Now, mind you, I'm not complaining about these people. I'm simply pointing to what seems to be a natural tendency to ... embellish. We'll take an idea, even a biblical one, and then we'll ... build it up. Oh, you know what I mean. You've probably heard and maybe even believe, for instance, that in the case of the woman caught in adultery, Jesus bent down and wrote the sins of the people around Him and that was why they left (John 8:6-9). Oh, it's not in there. Not at all. But it has been told so many times that it is assumed by many. Perhaps you've heard that smoking is a sin because it says so in the Bible. That verse would be "Do you not know that your body is a temple of the Holy Spirit within you?" (1 Cor 6:19) Sounds definitive until you actually read the topic -- sexual sin. And until you actually think about it. I mean, if you are not supposed to do anything unhealthy to your body (the logic of "your body is a temple" in a vacuum), then eating Twinkies and living in a place with polluted air are equally sinful. But we've embellished it and for many it is a direct command not to smoke cigarettes. Or how about this one? Did you know that the Bible does not say that Jesus died on a Friday? "What??!! Are you some sort of heretic suggesting that Good Friday was not the day He died?" No, I'm just saying that it's not in the Bible. Other popular ideas you won't find in the Bible include the "three kings". No "three" are mentioned; just three gifts. How about the wisemen who arrive at the manger? Not there. The Bible says when they arrived they went to "the house" (Matt 2:11) (probably a year or two after He was born -- compare Matt 2:7 and Matt 2:16). Just a few examples of how we 1) embellish things we see in Scripture until 2) they become "truth" and "Scripture" and ... are not necessarily so.

It's always interesting to me. People will be glad to latch onto this added content as "from God" will just as willingly reject plain statements in Scripture. Which, in the final analysis, is where I'm going with this. I think it's a mistake -- sometimes a serious mistake -- to add stuff to Scripture and call it "Scripture". I think it is an equally serious mistake to deny Scripture on the basis of prior commitments to something we think or learned or feel. It can be a difficult task, to be sure, to allow God's Word to shape our thinking and perceptions and reasoning in the face of so much that is opposed to it. But the alternative is to deny God's Word. Surely that's a much worse thing to do.


Bob said...

15 The LORD God took the man and put him in the garden of Eden to work it and keep it. 16 And the LORD God commanded the man, saying, “You may surely eat of every tree of the garden, 17 but of the tree of the knowledge of good and evil you shall not eat, for in the day that you eat of it you shall surely die.”
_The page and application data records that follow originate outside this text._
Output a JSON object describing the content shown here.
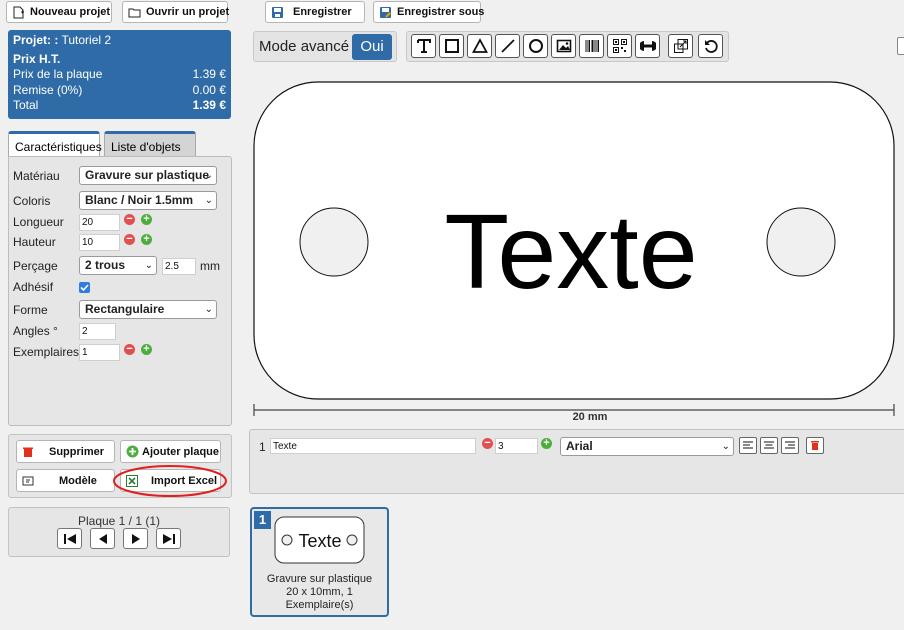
{
  "topbar": {
    "new_project": "Nouveau projet",
    "open_project": "Ouvrir un projet",
    "save": "Enregistrer",
    "save_as": "Enregistrer sous"
  },
  "project": {
    "label": "Projet: :",
    "name": "Tutoriel 2",
    "price_heading": "Prix H.T.",
    "plate_price_label": "Prix de la plaque",
    "plate_price": "1.39 €",
    "discount_label": "Remise (0%)",
    "discount": "0.00 €",
    "total_label": "Total",
    "total": "1.39 €"
  },
  "tabs": {
    "characteristics": "Caractéristiques",
    "objects": "Liste d'objets"
  },
  "form": {
    "material_label": "Matériau",
    "material_value": "Gravure sur plastique",
    "color_label": "Coloris",
    "color_value": "Blanc / Noir 1.5mm",
    "length_label": "Longueur",
    "length_value": "20",
    "height_label": "Hauteur",
    "height_value": "10",
    "drilling_label": "Perçage",
    "drilling_value": "2 trous",
    "drilling_size": "2.5",
    "drilling_unit": "mm",
    "adhesive_label": "Adhésif",
    "adhesive_checked": true,
    "shape_label": "Forme",
    "shape_value": "Rectangulaire",
    "angles_label": "Angles °",
    "angles_value": "2",
    "copies_label": "Exemplaires",
    "copies_value": "1"
  },
  "actions": {
    "delete": "Supprimer",
    "add_plate": "Ajouter plaque",
    "template": "Modèle",
    "import_excel": "Import Excel"
  },
  "pager": {
    "label": "Plaque 1 / 1 (1)"
  },
  "mode": {
    "label": "Mode avancé",
    "toggle": "Oui"
  },
  "canvas": {
    "text": "Texte",
    "dimension": "20 mm"
  },
  "text_object": {
    "index": "1",
    "value": "Texte",
    "size": "3",
    "font": "Arial"
  },
  "thumbnail": {
    "index": "1",
    "text": "Texte",
    "desc_line1": "Gravure sur plastique",
    "desc_line2": "20 x 10mm, 1",
    "desc_line3": "Exemplaire(s)"
  },
  "colors": {
    "accent": "#2f6ba6",
    "highlight_circle": "#e02020",
    "delete_red": "#e03020",
    "add_green": "#4cae3c"
  }
}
1 Now the serpent was more crafty than any other beast of the field that the LORD God had made.
He said to the woman, “Did God actually say, ‘You shall not eat of any tree in the garden’?” 2 And the woman said to the serpent, “We may eat of the fruit of the trees in the garden, 3 but God said, ‘You shall not eat of the fruit of the tree that is in the midst of the garden, neither shall you touch it, lest you die.’” 4

see; even Eve couldn't resist a little embellishment.. don't touch that tree..

Stan said...

"You leave the commandment of God and hold to the tradition of men." (Mark 7:8) It was a problem for the Pharisees as well. In fact, the Pharisees got their start in the business when they tried to make the Scriptures "more applicable". "So," they helpfully suggested, "when the Law says not to do any work on the Sabbath, that might mean things like not walking more than 300 paces from your property or ..." Things like that. Their "helpful application" became "biblical law", until it overshadowed God's actual Law.